“We wanted to avoid litigation and were largely able to stay out of court,” said Ami Ziff, director of national retail for Time Equities, which operates more than 120 retail properties in the US If we gave everyone a free rental, I would be out of business. ”
Related Cos., Owner of Hudson Yards Mall and Columbus Circle stores in the Time Warner Center building in New York, In late August, CNBC announced that it was collecting just over 50% of retail rents for its Manhattan malls. That percentage was expected to rise when the malls reopened, which they finally did earlier this month. The numbers paint a picture of the pain that can be felt across the industry well into the fall season.
One of the most prominent litigation cases during the pandemic was that of Miami landlord Bal Harbor Shops, which sued the eviction of high-end department store chain Saks Fifth Avenue, claiming the retailer did not pay more than $ 1.8 million in rent . Saks has since taken action against Bal Harbor Shops, alleging defamation, breach of contract and breach of fiduciary duty.
In another case, the Austin, Texas-based Alamo Drafthouse Cinema chain stopped paying rent in a San Antonio location after it got dark in mid-March. His landlord sued. And then the Alamo countered, seeking relief from the court so the theater could skip its rent payments until its business was back up. Alamo said its supply chain has been disrupted as court documents show fewer new films are to be released.
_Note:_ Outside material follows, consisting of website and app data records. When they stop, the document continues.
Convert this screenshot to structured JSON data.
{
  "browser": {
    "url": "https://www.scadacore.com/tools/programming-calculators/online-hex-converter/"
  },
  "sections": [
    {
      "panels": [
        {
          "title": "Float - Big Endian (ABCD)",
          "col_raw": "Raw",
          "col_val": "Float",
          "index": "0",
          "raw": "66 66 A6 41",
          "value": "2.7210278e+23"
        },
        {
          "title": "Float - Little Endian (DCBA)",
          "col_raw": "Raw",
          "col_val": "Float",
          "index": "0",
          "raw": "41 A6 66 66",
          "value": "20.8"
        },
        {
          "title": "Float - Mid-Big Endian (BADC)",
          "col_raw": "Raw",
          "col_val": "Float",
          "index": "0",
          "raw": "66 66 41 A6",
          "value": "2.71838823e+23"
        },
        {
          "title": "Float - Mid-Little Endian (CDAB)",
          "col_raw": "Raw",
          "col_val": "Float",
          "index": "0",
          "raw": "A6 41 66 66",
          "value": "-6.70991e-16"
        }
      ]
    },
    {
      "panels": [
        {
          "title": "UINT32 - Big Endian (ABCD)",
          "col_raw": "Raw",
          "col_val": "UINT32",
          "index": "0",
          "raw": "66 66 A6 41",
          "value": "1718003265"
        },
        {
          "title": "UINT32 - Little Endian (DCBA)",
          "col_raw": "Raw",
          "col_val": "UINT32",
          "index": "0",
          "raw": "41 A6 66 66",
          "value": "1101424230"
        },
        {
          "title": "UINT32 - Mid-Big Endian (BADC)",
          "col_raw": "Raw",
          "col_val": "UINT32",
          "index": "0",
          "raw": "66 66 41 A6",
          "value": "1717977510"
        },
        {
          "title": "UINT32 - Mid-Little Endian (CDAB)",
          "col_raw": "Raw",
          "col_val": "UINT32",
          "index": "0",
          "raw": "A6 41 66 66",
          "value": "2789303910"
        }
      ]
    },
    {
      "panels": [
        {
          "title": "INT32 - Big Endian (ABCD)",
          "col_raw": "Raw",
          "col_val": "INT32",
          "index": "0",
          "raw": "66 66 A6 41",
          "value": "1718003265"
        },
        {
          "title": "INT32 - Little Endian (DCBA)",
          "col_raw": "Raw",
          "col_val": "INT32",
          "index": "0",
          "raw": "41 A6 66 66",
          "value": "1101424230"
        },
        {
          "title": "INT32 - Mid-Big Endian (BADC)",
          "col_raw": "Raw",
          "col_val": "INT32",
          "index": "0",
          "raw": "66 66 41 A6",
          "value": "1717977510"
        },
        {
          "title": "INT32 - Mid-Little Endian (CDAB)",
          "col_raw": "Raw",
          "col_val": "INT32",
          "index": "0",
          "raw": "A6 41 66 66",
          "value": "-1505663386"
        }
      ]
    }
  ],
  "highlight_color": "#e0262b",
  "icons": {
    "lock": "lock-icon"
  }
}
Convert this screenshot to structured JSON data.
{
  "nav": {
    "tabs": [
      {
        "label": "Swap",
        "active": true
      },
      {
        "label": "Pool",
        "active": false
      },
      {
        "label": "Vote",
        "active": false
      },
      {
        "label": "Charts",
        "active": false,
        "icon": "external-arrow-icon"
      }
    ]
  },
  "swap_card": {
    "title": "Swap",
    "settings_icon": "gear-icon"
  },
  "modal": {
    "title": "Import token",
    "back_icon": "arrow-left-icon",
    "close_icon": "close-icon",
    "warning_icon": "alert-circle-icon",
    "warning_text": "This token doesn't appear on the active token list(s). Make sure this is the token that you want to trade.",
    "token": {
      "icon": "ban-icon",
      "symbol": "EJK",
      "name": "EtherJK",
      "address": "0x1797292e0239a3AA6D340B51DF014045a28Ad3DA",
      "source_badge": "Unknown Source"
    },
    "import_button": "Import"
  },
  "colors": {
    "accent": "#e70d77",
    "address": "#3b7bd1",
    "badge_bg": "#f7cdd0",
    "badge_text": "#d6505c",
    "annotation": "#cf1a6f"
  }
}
The largest US mall owner sued Simon Property gap in June for Owe $ 66 million in rent. Gap followed suit with his own suit to get rent relief. Simon then filed a second lawsuit against the retailer, alleging Gap “opportunistically exploited” the pandemic to avoid paying overdue rents of $ 107 million even as Gap’s stores reopened.
“I think we’ll see more litigation,” said David Marmins, co-head of the retail team at Arnall Golden Gregory law firm, which represents Alamo. “There will be no general agreement. There are tenants who have leverage and are fighting for more leverage. More negotiations still need to be conducted.”
“I think we’re getting to the biggest problems,” added Marmins. “A lot of agreements have been made, but now we are in the particularly difficult situations that are coming to a head.”
Another part of the problem: Analysts say rents still have to fall in some markets because they have gotten too high for many companies to warrant paying. The supply of retail space and the demand for retail space are no longer synchronized and more sales are being made online.
A decline has already begun around New York. During the second quarter, which ended June 30, average asking rents in 16 major Manhattan retail corridors fell for the 11th straight quarter, falling to $ 688 per square foot, according to a report from commercial real estate services company CBRE. The decline was the first time prices fell below $ 700 since 2011This corresponds to a decrease of 11.3% compared to the previous year.
The number of first floor leases tracked by CBRE in Manhattan’s 16 retail corridors hit a record 235, beating a previous high of 230 in 2013.